Volume 1: The Sacred Mountain
After years of careful planning and preparation, the first in a long list of eager travelers embarked on a private version of Quest for the Snow Leopard, an exciting Mongolia tour set in the most remote section of the Altai Mountains.
We asked Joseph Rohde, plein air painter and executive at Walt Disney Imagineering, to share some of his personal journal entries on his exclusive Mongolia tour to paint the rarely-seen ‘ghost cat.’ In a bid to conserve the habitat and the species, Rohde has sold the paintings entirely for fundraising, exhibiting the remaining paintings for sale in Ojai, California on May 17th.
We landed in Olgii, a dusty border town whose suburbs are a mixture of flat-roofed adobe-style buildings and yurts, or gers, (the Mongolian word). After a brief lunch and visit with a local Kazakh family who happen to be teachers, as I once was, we caravanned off across the landscape towards Tsengel.
The land is very reminiscent of the wide-open semi-deserts that separate Los Angeles from Las Vegas, but there is clearly way more water here than our southern deserts ever see, presumably from the melted snows of winter. Still, it all seems familiar until one comes across a Bactrian camel, an ancient khirigsuur burial monument, or a white ger…and then, all of a sudden, it’s clearly Mongolia.

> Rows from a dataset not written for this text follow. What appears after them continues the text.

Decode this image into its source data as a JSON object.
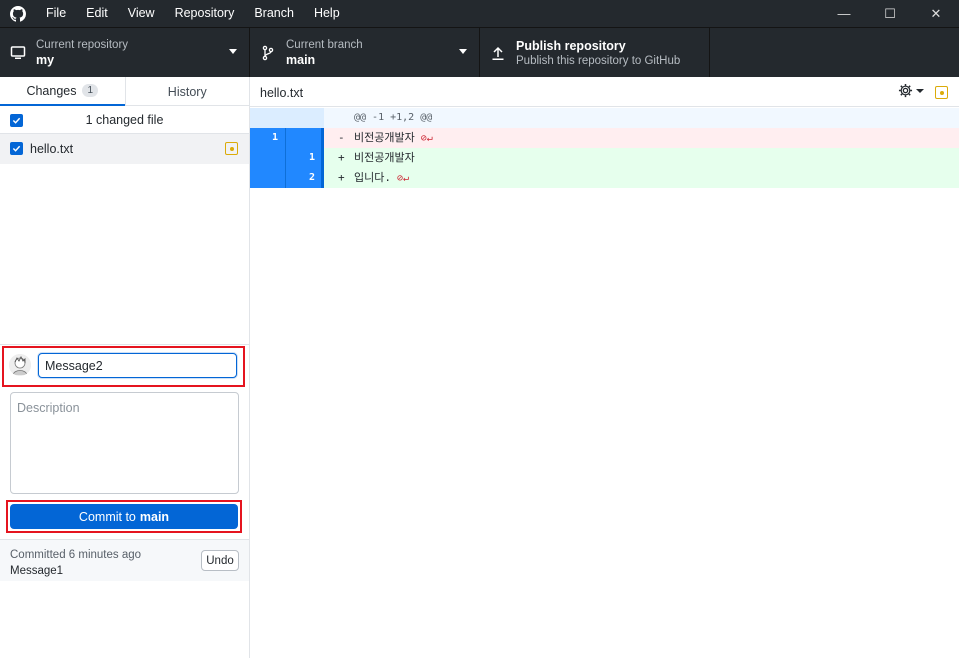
{
  "menu": [
    "File",
    "Edit",
    "View",
    "Repository",
    "Branch",
    "Help"
  ],
  "window_controls": {
    "minimize": "—",
    "maximize": "☐",
    "close": "✕"
  },
  "toolbar": {
    "repo_label": "Current repository",
    "repo_value": "my",
    "branch_label": "Current branch",
    "branch_value": "main",
    "publish_title": "Publish repository",
    "publish_sub": "Publish this repository to GitHub"
  },
  "tabs": {
    "changes": "Changes",
    "changes_count": "1",
    "history": "History"
  },
  "changes": {
    "header": "1 changed file",
    "files": [
      {
        "name": "hello.txt",
        "status": "modified"
      }
    ]
  },
  "commit": {
    "summary_value": "Message2",
    "description_placeholder": "Description",
    "button_prefix": "Commit to",
    "button_branch": "main"
  },
  "last_commit": {
    "text": "Committed 6 minutes ago",
    "message": "Message1",
    "undo": "Undo"
  },
  "diff": {
    "filename": "hello.txt",
    "hunk": "@@ -1 +1,2 @@",
    "lines": [
      {
        "type": "del",
        "old": "1",
        "new": "",
        "marker": "-",
        "text": "비전공개발자",
        "no_newline": true
      },
      {
        "type": "add",
        "old": "",
        "new": "1",
        "marker": "+",
        "text": "비전공개발자",
        "no_newline": false
      },
      {
        "type": "add",
        "old": "",
        "new": "2",
        "marker": "+",
        "text": "입니다.",
        "no_newline": true
      }
    ]
  },
  "colors": {
    "accent": "#0366d6",
    "highlight": "#e5141f",
    "modified": "#dbab09"
  }
}
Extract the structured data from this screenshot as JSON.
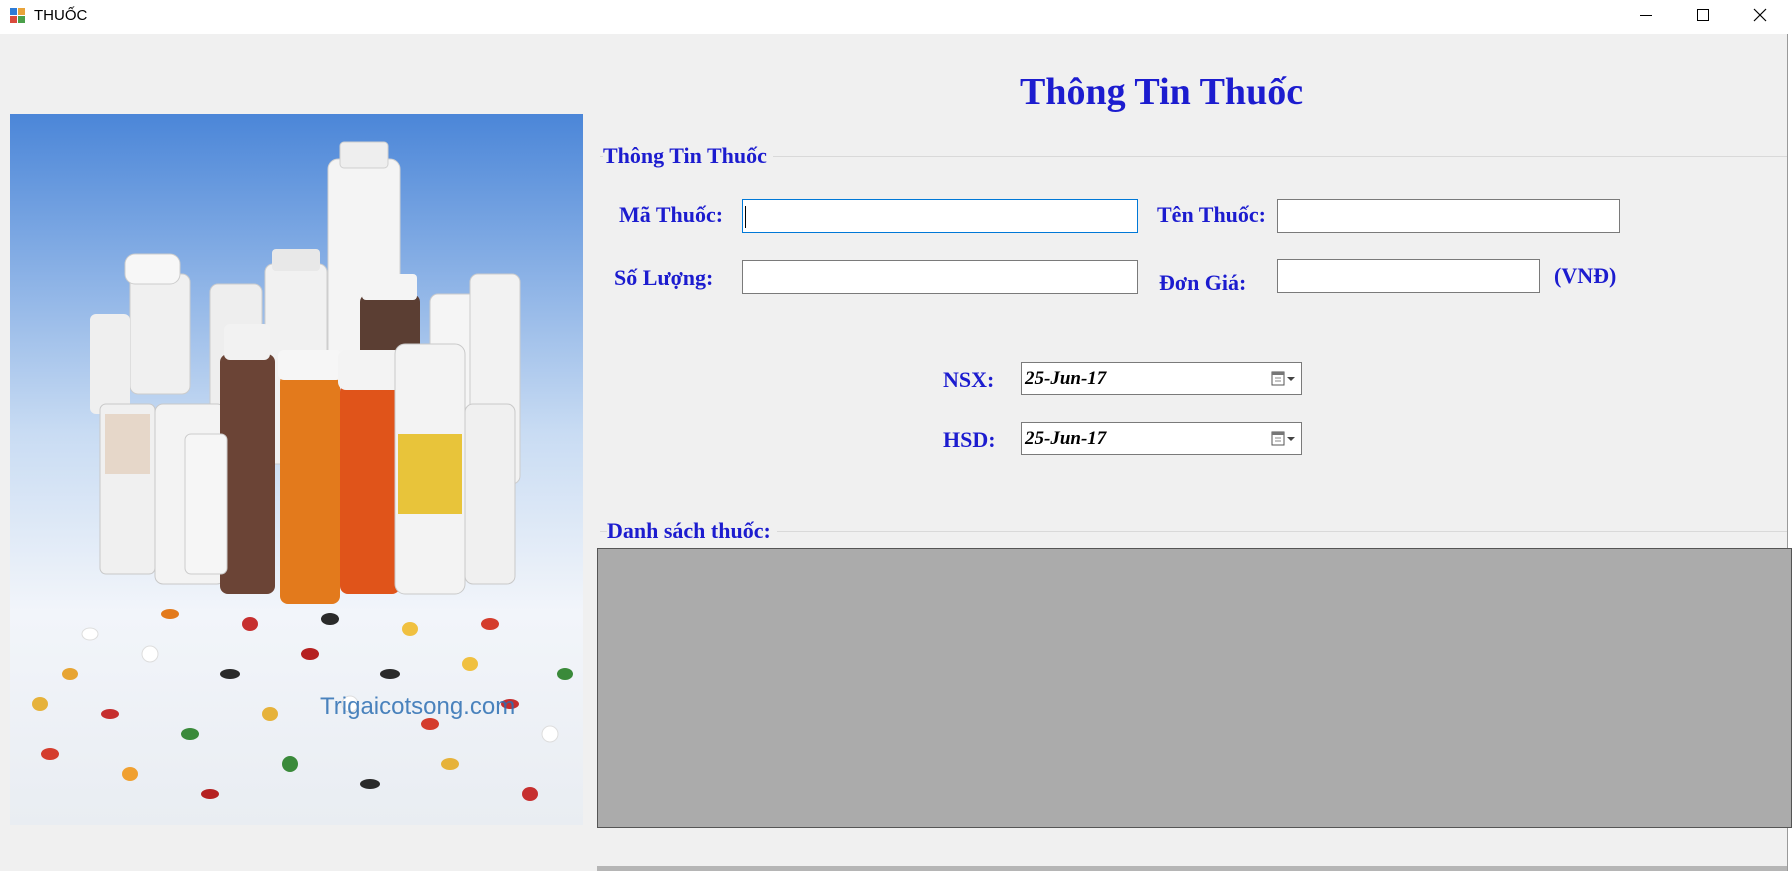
{
  "window": {
    "title": "THUỐC"
  },
  "form": {
    "heading": "Thông Tin Thuốc",
    "info_group": {
      "label": "Thông Tin Thuốc",
      "ma_thuoc_label": "Mã Thuốc:",
      "ma_thuoc_value": "",
      "ten_thuoc_label": "Tên Thuốc:",
      "ten_thuoc_value": "",
      "so_luong_label": "Số Lượng:",
      "so_luong_value": "",
      "don_gia_label": "Đơn Giá:",
      "don_gia_value": "",
      "currency_label": "(VNĐ)",
      "nsx_label": "NSX:",
      "nsx_value": "25-Jun-17",
      "hsd_label": "HSD:",
      "hsd_value": "25-Jun-17"
    },
    "list_group": {
      "label": "Danh sách thuốc:"
    }
  },
  "image": {
    "description_icon": "medicine-bottles-photo",
    "watermark": "Trigaicotsong.com"
  },
  "colors": {
    "accent": "#1c1ccf",
    "background": "#f0f0f0",
    "grid_background": "#ababab"
  }
}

First night camp is just across a slow river from Tsengel. Something like poplar trees grow in the wet meadow between the town and us. Yaks and camels grazing. Hundreds of birds, swallows maybe, circling in the air above as sun sets.
Where the Wild Things Were: Ojai Quarterly expedition feature [read]
We gathered in our dining tent, which is quite warm, for a nice hearty meal and off to sleep. Baatar (Baagi), our guide, handed out Mongolian robes, deels, to Jim and I, saving one for Lane. They’re very warm, like wearing a packing blanket. Love sleeping in the cold, so I’m in heaven.
Our camp below Shiveet Khairkhan, the local sacred mountain, is backed up against this big glacial till. Cars are gone. Camels arrived along with Dalaikhan the camel guy and his nephew. Long shadows cast by the big mountain and other peaks as the sun sets…beautiful light.
The moon is full and huge as it rises above the valley below us. It looks a bit like the weather may change. Snow falling high above us, tiny crystals all around us, but it is still clear and nice here. Long conversations in the dining tent with a local Tuvan guy who talks about snow leopards in local legends.
The Mongolia Tour: More Information
Stay tuned for the 4 follow up journal entries to Joe’s Mongolia tour! For more information on Rohde’s incredible travels and his quest for the snow leopard, tune in to his personal blog or his Facebook page.